Electronics aside, what’s most remarkable about Rossi is his perspective:
My goal has not been [making the company] bigger. I’m always thinking about how much better I can make the next product. It can’t just be the next version that’s better in only one way, the “Mark II.” Everything has to be better. Everything has to have multiple improvements. If the price goes up, it has to be better in multiple respects. With Red Wine [Audio] it was, “Why can’t I just make a plain black box?” I can’t do that anymore. I’m not satisfied enough. I have plenty of years ahead to improve and change that experience for the customer.

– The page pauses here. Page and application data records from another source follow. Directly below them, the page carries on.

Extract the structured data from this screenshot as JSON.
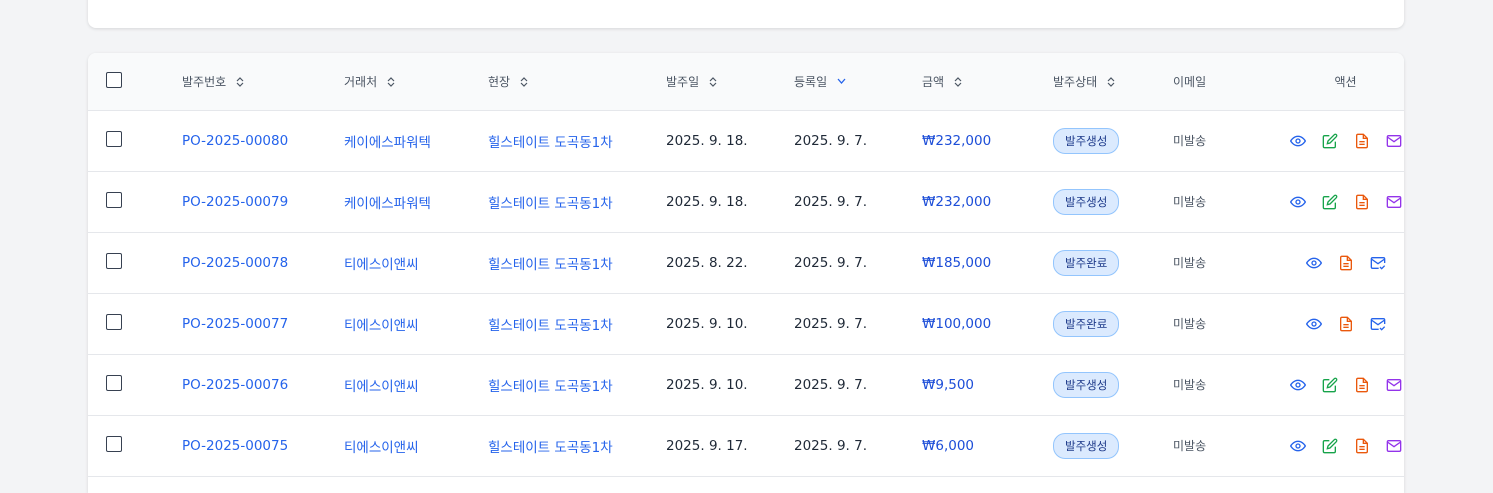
{
  "table": {
    "headers": {
      "po_number": "발주번호",
      "vendor": "거래처",
      "site": "현장",
      "order_date": "발주일",
      "reg_date": "등록일",
      "amount": "금액",
      "status": "발주상태",
      "email": "이메일",
      "actions": "액션"
    },
    "rows": [
      {
        "po": "PO-2025-00080",
        "vendor": "케이에스파워텍",
        "site": "힐스테이트 도곡동1차",
        "order_date": "2025. 9. 18.",
        "reg_date": "2025. 9. 7.",
        "amount": "₩232,000",
        "status": "발주생성",
        "email": "미발송"
      },
      {
        "po": "PO-2025-00079",
        "vendor": "케이에스파워텍",
        "site": "힐스테이트 도곡동1차",
        "order_date": "2025. 9. 18.",
        "reg_date": "2025. 9. 7.",
        "amount": "₩232,000",
        "status": "발주생성",
        "email": "미발송"
      },
      {
        "po": "PO-2025-00078",
        "vendor": "티에스이앤씨",
        "site": "힐스테이트 도곡동1차",
        "order_date": "2025. 8. 22.",
        "reg_date": "2025. 9. 7.",
        "amount": "₩185,000",
        "status": "발주완료",
        "email": "미발송"
      },
      {
        "po": "PO-2025-00077",
        "vendor": "티에스이앤씨",
        "site": "힐스테이트 도곡동1차",
        "order_date": "2025. 9. 10.",
        "reg_date": "2025. 9. 7.",
        "amount": "₩100,000",
        "status": "발주완료",
        "email": "미발송"
      },
      {
        "po": "PO-2025-00076",
        "vendor": "티에스이앤씨",
        "site": "힐스테이트 도곡동1차",
        "order_date": "2025. 9. 10.",
        "reg_date": "2025. 9. 7.",
        "amount": "₩9,500",
        "status": "발주생성",
        "email": "미발송"
      },
      {
        "po": "PO-2025-00075",
        "vendor": "티에스이앤씨",
        "site": "힐스테이트 도곡동1차",
        "order_date": "2025. 9. 17.",
        "reg_date": "2025. 9. 7.",
        "amount": "₩6,000",
        "status": "발주생성",
        "email": "미발송"
      }
    ]
  },
  "icons": {
    "view": "eye-icon",
    "edit": "edit-icon",
    "pdf": "document-icon",
    "email": "mail-icon",
    "email_sent": "mail-check-icon"
  },
  "colors": {
    "link": "#2563eb",
    "amount": "#1d4ed8",
    "badge_bg": "#dbeafe",
    "view_icon": "#2563eb",
    "edit_icon": "#16a34a",
    "pdf_icon": "#ea580c",
    "mail_icon": "#9333ea"
  }
}
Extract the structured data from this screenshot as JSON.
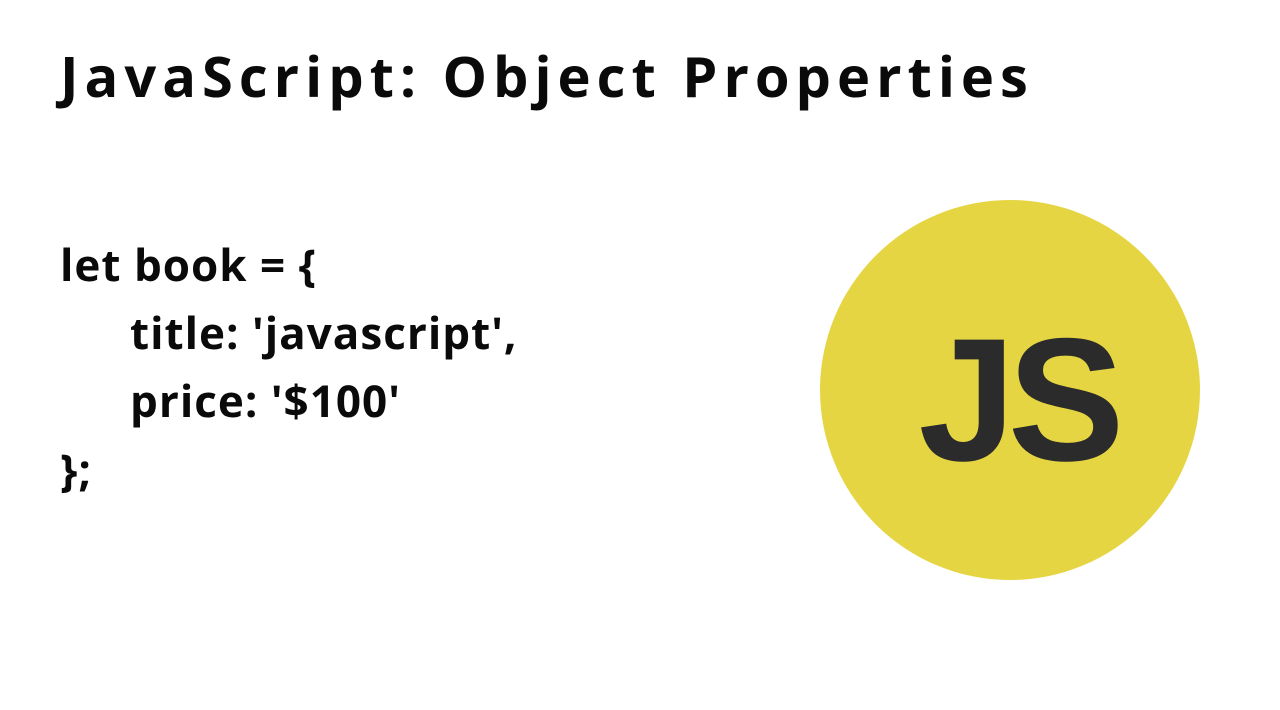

It’s not just about the audio circuits themselves, either. In early 2020 he moved his skunkworks into a larger facility that’s ISO 9001 certified. He talks at length about quality control, inventory management, lead times, logistics, handling, incoming, and shipping. He’s thoughtful about these topics, mindful that his continued growth and success hinge on managing a great many variables. It’s why he’s currently in the middle of writing an operational procedure for the assembly of his products, down to the torque specs on a screw-by-screw basis. This is not a man with an ADHD-like need for control for its own sake. Rather, he has a clear destination in his mind’s eye, and he knows that he must think through and understand every piece of his growing puzzle in order to get there. And as with any entrepreneurial creative, I suspect Rossi’s destination is not fixed. There will always be something to improve.
Perhaps most important to the New Englander, however, is his commitment to his customers. I’m not aware of another low-volume manufacturer that offers a ten-year warranty for its products. In the ultra-high-end, consumers often get less support for their sizeable cash outlay than if they’d spent a fraction as much with a larger, more sophisticated firm. “I have to be able to service these products,” he said. “I try to turn gear around quickly, ideally within a week. I answer customer questions. Everything is made here in Massachusetts, and I have full in-house control over everything. I’m actually the final QA tester for each and every unit that goes out, and I don’t think that’s going to change. If I lose control of that, my reputation suffers.” I like to think I have a pretty good nose for bullshit. And it was abundantly clear to me that it’s not in Rossi’s makeup to be anything other than direct and authentic. It showed when he said, “I run this like a hobby. I run my own gear day-in, day-out, always looking for the next improvement. But I try to have enough time to keep up with my family. It’s more important than growing my business.” Cheers to that.
Senior Contributor, SoundStage!